- Will they contribute or learn something?
- Do we need to get alignment on the topic?
Anyone who doesn’t meet those criteria is left out of the meeting.
Welke likes to spend the first five or ten minutes of a meeting describing the issue they’ve convened to discuss, and keeps things moving by sticking to the subject at hand unless something more critical comes up.
“If things go off on a tangent, I’m always comfortable to ask people to take that offline to discuss and/or if the off-topic is an actual blocker to solve the issue that we were trying to solve first, I’m always happy to switch the topic of the meeting and take advantage of the time that we have together to discuss the issue… I always encourage people to talk and express their opinion and also to listen to other people’s opinion too.”
Dropbox: Invite non-designers
As told by Sheta Chatterjee, Product Design Manager:
“We really want meetings to be as short as possible. 30 minutes of five people’s time is more than two hours of productive work time.”
To encourage efficient meetings, Sheta decides the length according to the purpose. Informational meetings are short and sweet; decision-making meetings, however, are given a full hour.
Dropbox likes to invite other teams to meetings to help determine whether a designer’s vision is technically feasible.
“When we invite non-designers, we usually go over the project we are presenting on a high-level first. We talk about the core problems, the evidence we have that these are problems and why this project is important. This helps us set the context for others in the room who aren’t as deep in the weeds,” she said.
Sheta usually invites a “facilitator” to a meeting to prevent the session heading off on a tangent and to ensure Dropbox fosters a safe space for all ideas to be heard.
“This person is responsible for ensuring everyone has a voice and the meeting keeps to the agenda.

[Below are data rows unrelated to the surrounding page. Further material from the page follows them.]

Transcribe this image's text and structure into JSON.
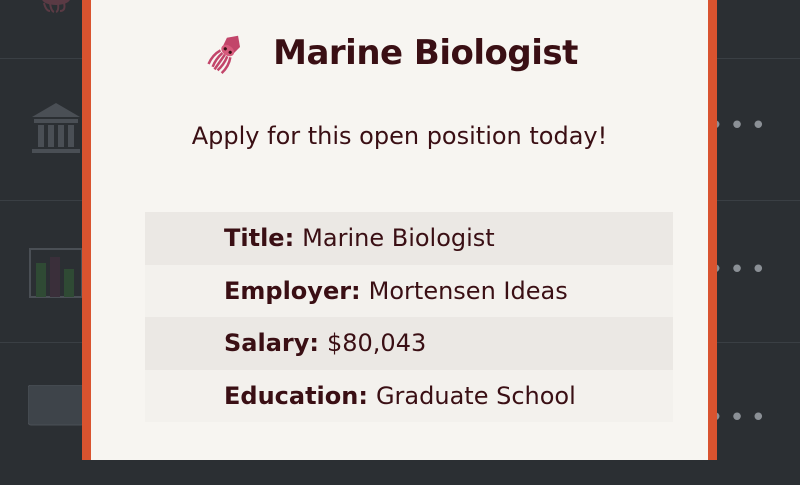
{
  "modal": {
    "icon": "squid-icon",
    "title": "Marine Biologist",
    "subtitle": "Apply for this open position today!",
    "details": [
      {
        "key": "Title:",
        "value": "Marine Biologist"
      },
      {
        "key": "Employer:",
        "value": "Mortensen Ideas"
      },
      {
        "key": "Salary:",
        "value": "$80,043"
      },
      {
        "key": "Education:",
        "value": "Graduate School"
      }
    ]
  },
  "background": {
    "rows": [
      {
        "icon": "squid-icon"
      },
      {
        "icon": "bank-icon",
        "menu": "•••"
      },
      {
        "icon": "bar-chart-icon",
        "menu": "•••"
      },
      {
        "icon": "monitor-icon",
        "menu": "•••"
      }
    ]
  },
  "colors": {
    "accent": "#d9532f",
    "text": "#3a0f14",
    "modal_bg": "#f7f5f1",
    "backdrop": "#2b2f33"
  }
}
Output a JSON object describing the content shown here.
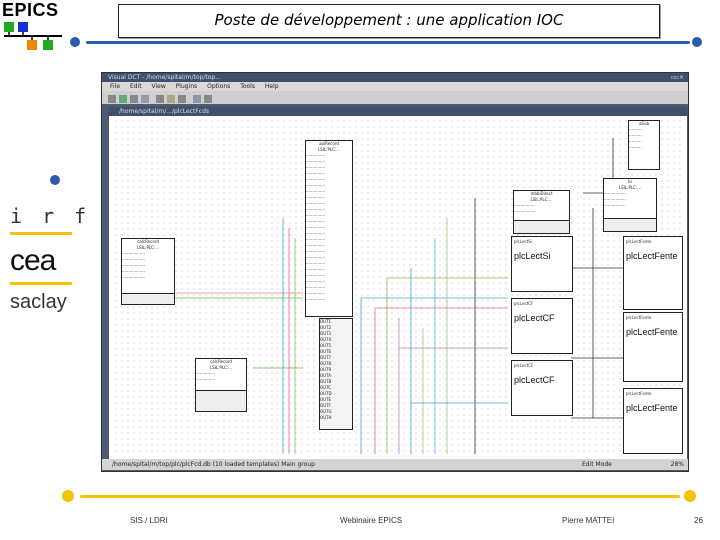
{
  "header": {
    "logo_text": "EPICS",
    "title": "Poste de développement : une application IOC"
  },
  "side_logos": {
    "irfu": "i r f u",
    "cea": "cea",
    "saclay": "saclay"
  },
  "screenshot": {
    "window_title": "Visual DCT - /home/spital/m/top/top...",
    "menu": [
      "File",
      "Edit",
      "View",
      "Plugins",
      "Options",
      "Tools",
      "Help"
    ],
    "inner_title": "/home/spital/m/.../plcLectFcds",
    "status_text": "/home/spital/m/top/plc/plcFcd.db (10 loaded templates)   Main group",
    "status_mode": "Edit Mode",
    "status_zoom": "28%",
    "records": {
      "plc_lect_si": "plcLectSi",
      "plc_lect_cf_1": "plcLectCF",
      "plc_lect_cf_2": "plcLectCF",
      "plc_lect_fente_1": "plcLectFente",
      "plc_lect_fente_2": "plcLectFente",
      "plc_lect_fente_3": "plcLectFente"
    }
  },
  "footer": {
    "left": "SIS / LDRI",
    "center": "Webinaire EPICS",
    "right": "Pierre MATTEI",
    "page": "26"
  },
  "colors": {
    "accent_blue": "#2a5caa",
    "accent_yellow": "#f4c400",
    "logo_green": "#22aa22",
    "logo_blue": "#1a2fd0",
    "logo_orange": "#ee8800"
  }
}
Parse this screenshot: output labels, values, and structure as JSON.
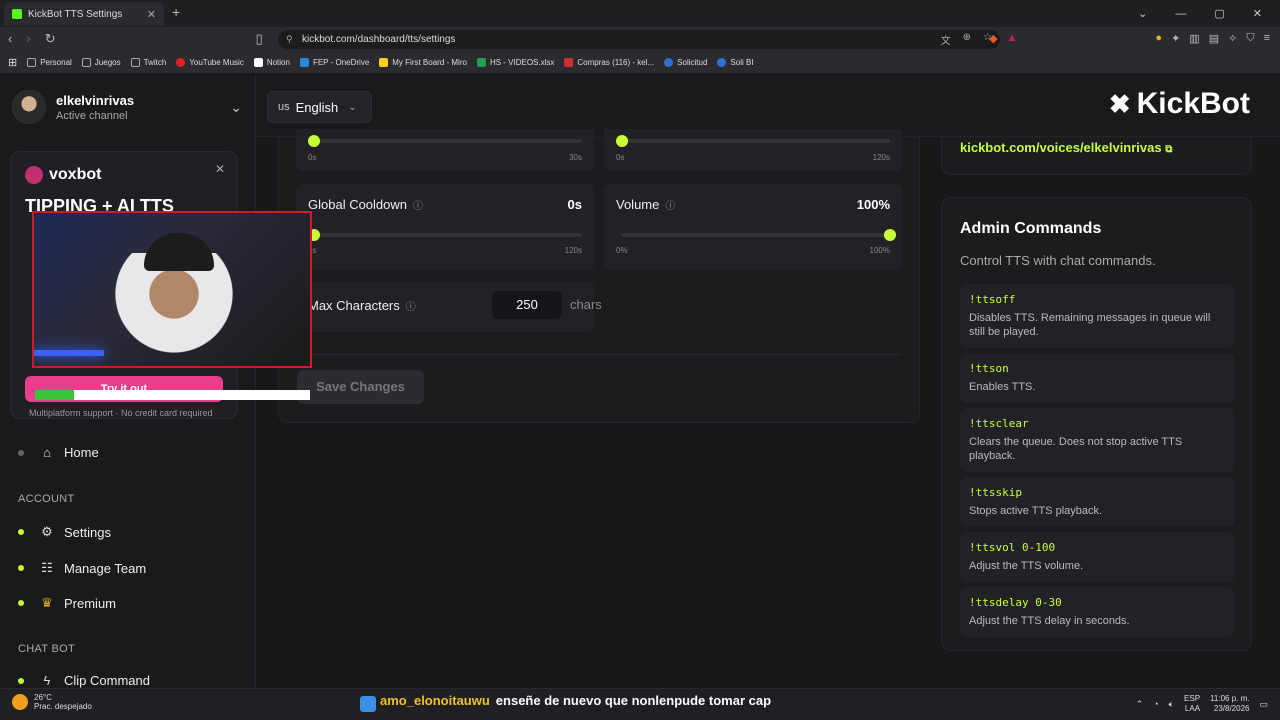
{
  "browser": {
    "tab_title": "KickBot TTS Settings",
    "url": "kickbot.com/dashboard/tts/settings",
    "bookmarks": [
      "Personal",
      "Juegos",
      "Twitch",
      "YouTube Music",
      "Notion",
      "FEP - OneDrive",
      "My First Board - Miro",
      "HS - VIDEOS.xlsx",
      "Compras (116) - kel...",
      "Solicitud",
      "Soli BI"
    ]
  },
  "sidebar": {
    "channel_name": "elkelvinrivas",
    "channel_sub": "Active channel",
    "promo": {
      "logo": "voxbot",
      "headline": "TIPPING + AI TTS",
      "cta": "Try it out",
      "footer": "Multiplatform support · No credit card required"
    },
    "overlay_progress": 0.14,
    "home": "Home",
    "section_account": "ACCOUNT",
    "settings": "Settings",
    "manage_team": "Manage Team",
    "premium": "Premium",
    "section_chatbot": "CHAT BOT",
    "clip_command": "Clip Command"
  },
  "header": {
    "lang_flag": "us",
    "lang_label": "English",
    "brand": "KickBot"
  },
  "settings": {
    "slider_a": {
      "min": "0s",
      "max": "30s",
      "value_fraction": 0
    },
    "slider_b": {
      "min": "0s",
      "max": "120s",
      "value_fraction": 0
    },
    "global_cooldown": {
      "label": "Global Cooldown",
      "value": "0s",
      "min": "0s",
      "max": "120s",
      "value_fraction": 0
    },
    "volume": {
      "label": "Volume",
      "value": "100%",
      "min": "0%",
      "max": "100%",
      "value_fraction": 1
    },
    "max_characters": {
      "label": "Max Characters",
      "value": "250",
      "unit": "chars"
    },
    "save_label": "Save Changes"
  },
  "voices_link": "kickbot.com/voices/elkelvinrivas",
  "admin": {
    "title": "Admin Commands",
    "description": "Control TTS with chat commands.",
    "commands": [
      {
        "name": "!ttsoff",
        "desc": "Disables TTS. Remaining messages in queue will still be played."
      },
      {
        "name": "!ttson",
        "desc": "Enables TTS."
      },
      {
        "name": "!ttsclear",
        "desc": "Clears the queue. Does not stop active TTS playback."
      },
      {
        "name": "!ttsskip",
        "desc": "Stops active TTS playback."
      },
      {
        "name": "!ttsvol 0-100",
        "desc": "Adjust the TTS volume."
      },
      {
        "name": "!ttsdelay 0-30",
        "desc": "Adjust the TTS delay in seconds."
      }
    ]
  },
  "taskbar": {
    "temp": "26°C",
    "weather": "Prac. despejado",
    "caption_user": "amo_elonoitauwu",
    "caption_text": "enseñe de nuevo que nonlenpude tomar cap",
    "lang": "ESP",
    "lang2": "LAA",
    "time": "11:06 p. m.",
    "date": "23/8/2026"
  },
  "colors": {
    "accent": "#c6ff3a",
    "promo_pink": "#e83e8c"
  }
}
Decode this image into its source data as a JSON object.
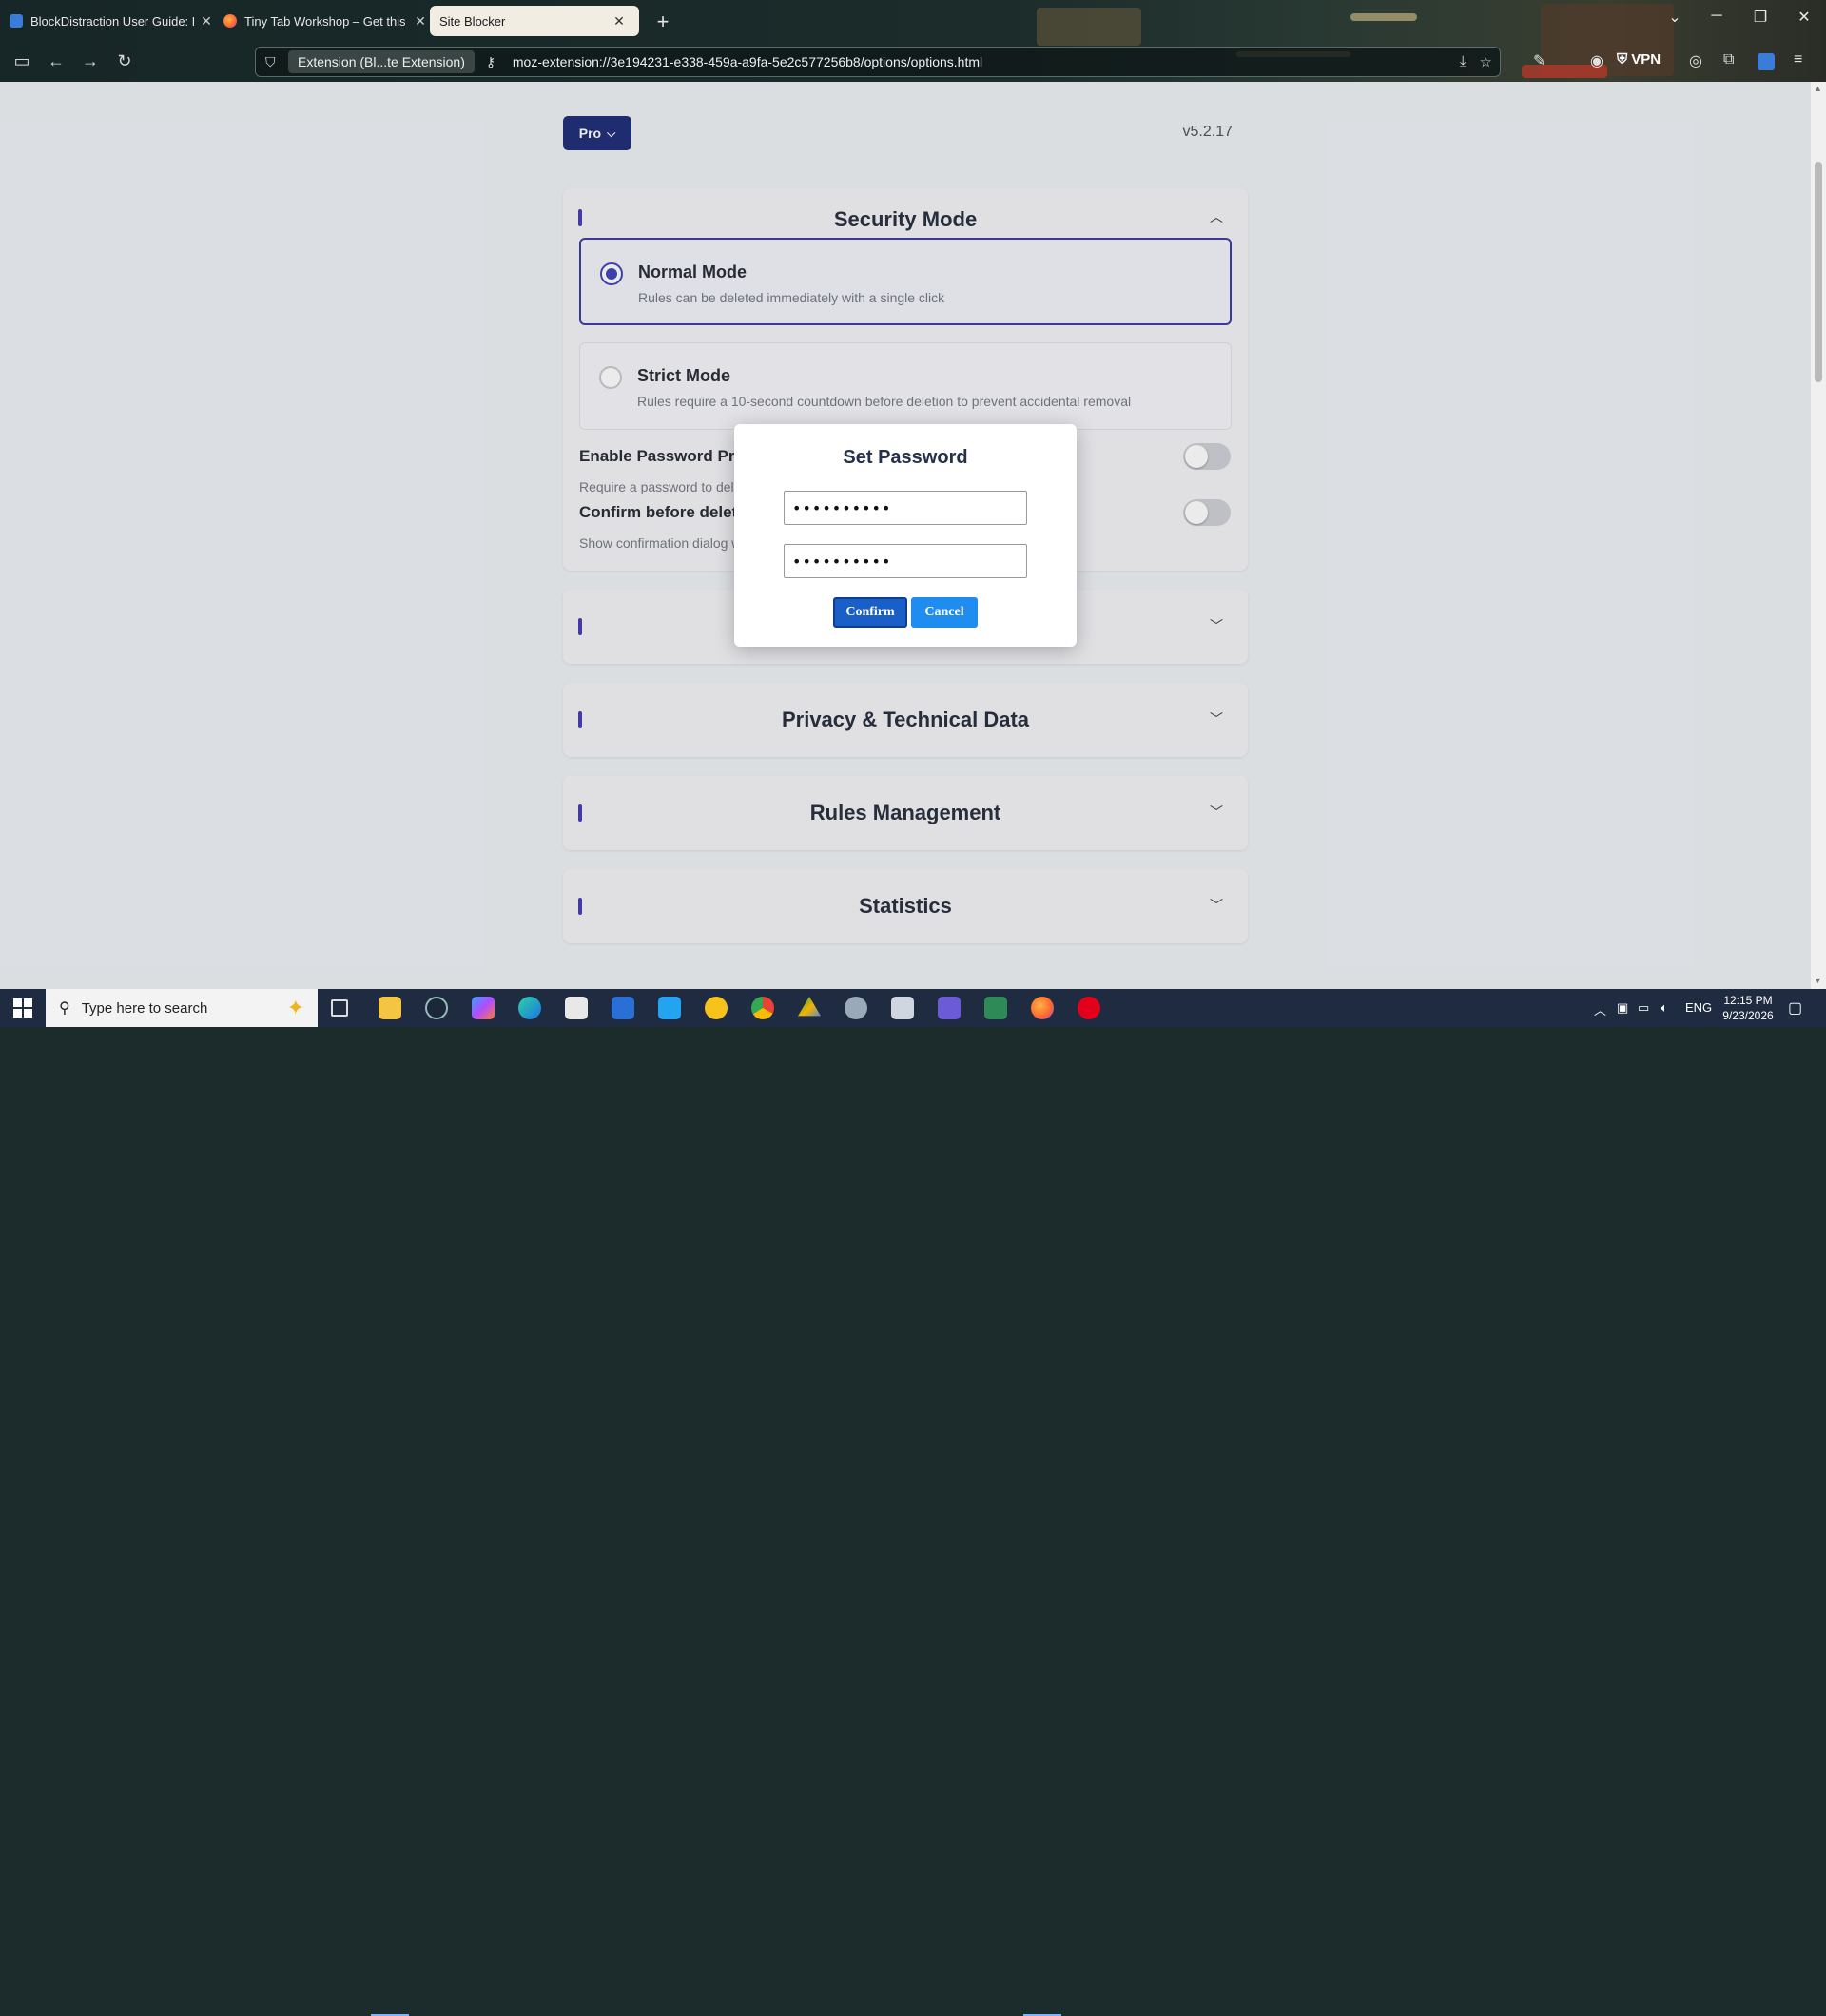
{
  "browser": {
    "tabs": [
      {
        "title": "BlockDistraction User Guide: Ru",
        "favicon": "blockdistraction-icon",
        "active": false
      },
      {
        "title": "Tiny Tab Workshop – Get this Th",
        "favicon": "firefox-icon",
        "active": false
      },
      {
        "title": "Site Blocker",
        "favicon": "",
        "active": true
      }
    ],
    "url_badge": "Extension (Bl...te Extension)",
    "url": "moz-extension://3e194231-e338-459a-a9fa-5e2c577256b8/options/options.html",
    "vpn_label": "VPN"
  },
  "page": {
    "plan_button": "Pro",
    "version": "v5.2.17",
    "security": {
      "title": "Security Mode",
      "modes": [
        {
          "name": "Normal Mode",
          "desc": "Rules can be deleted immediately with a single click",
          "selected": true
        },
        {
          "name": "Strict Mode",
          "desc": "Rules require a 10-second countdown before deletion to prevent accidental removal",
          "selected": false
        }
      ],
      "options": [
        {
          "label": "Enable Password Pro",
          "desc": "Require a password to del"
        },
        {
          "label": "Confirm before deleti",
          "desc": "Show confirmation dialog w"
        }
      ]
    },
    "sections": [
      {
        "title": ""
      },
      {
        "title": "Privacy & Technical Data"
      },
      {
        "title": "Rules Management"
      },
      {
        "title": "Statistics"
      }
    ]
  },
  "modal": {
    "title": "Set Password",
    "password1": "••••••••••",
    "password2": "••••••••••",
    "confirm_label": "Confirm",
    "cancel_label": "Cancel"
  },
  "taskbar": {
    "search_placeholder": "Type here to search",
    "language": "ENG",
    "time": "12:15 PM",
    "date": "9/23/2026"
  },
  "colors": {
    "accent": "#23307a",
    "selected_border": "#3f3fa5",
    "confirm_button": "#1a5fc7",
    "cancel_button": "#1f8cf0"
  }
}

If something goes off track, the facilitator will ask to take that topic offline and refocus the agenda.”
Zapier: Use critique squads
As told by Adam Kaplan, Product Designer:
Have you ever attended a series of meetings with different departments and ended up discussing the same subjects at every meeting? Adam Kaplan has found a simple and intuitive way to improve intra-department communication at Zapier by using “Critique Squads” to share ideas and feedback:
“Every squad is made up of front-end engineers, product designers, product marketers, and UX researchers. Having a cross-disciplinary critique helps encourage divergent design ideas and gives us a better insight into the product initiatives across Zapier…The agenda that I send out allows squad members to prepare for each meeting beforehand and provides guidelines for giving critiques.”
Kaplan believes that his Critique Squads are helping Zapier build a more inclusive and collaborative feedback cycle because the relatively small groups allow every voice to be heard.
Pinstriped: Janus Moller, Design Lead
Here at Pinstriped, meetings are our raison d’etre—so it’s no surprise that Janus Moller has some strong feelings about making them lean and productive.Beyond everything else, he recommends keeping all meetings as short as possible; Janus feels that trimming his meetings down shows respect for the attendees, who no doubt have plenty of other uses for that extra fifteen minutes.
Additionally, he believes that Pinstriped’s agenda timers are another great way to show respect:
“I have always disliked looking at the clock during a meeting. I feel it can be stressful for the participants and I don’t like what it signals. I, of course, use our own meeting tool, Pinstriped, for running my meetings and find that the agenda timers are a much more subtle way of sharing with meeting participants where we are in the agenda and how much time we have left.”
Janus finds that the agenda timers also inspire participants to keep the meeting on track without prompting, sparing organizers the unpleasant task of cutting off attendees in mid-discussion.
Can you run a company without meetings? Probably not. But if you can invite just the right people, draw up a great agenda, and use smart strategies to keep your meetings on time and on topic, you might just develop a new appreciation for the humble business meeting.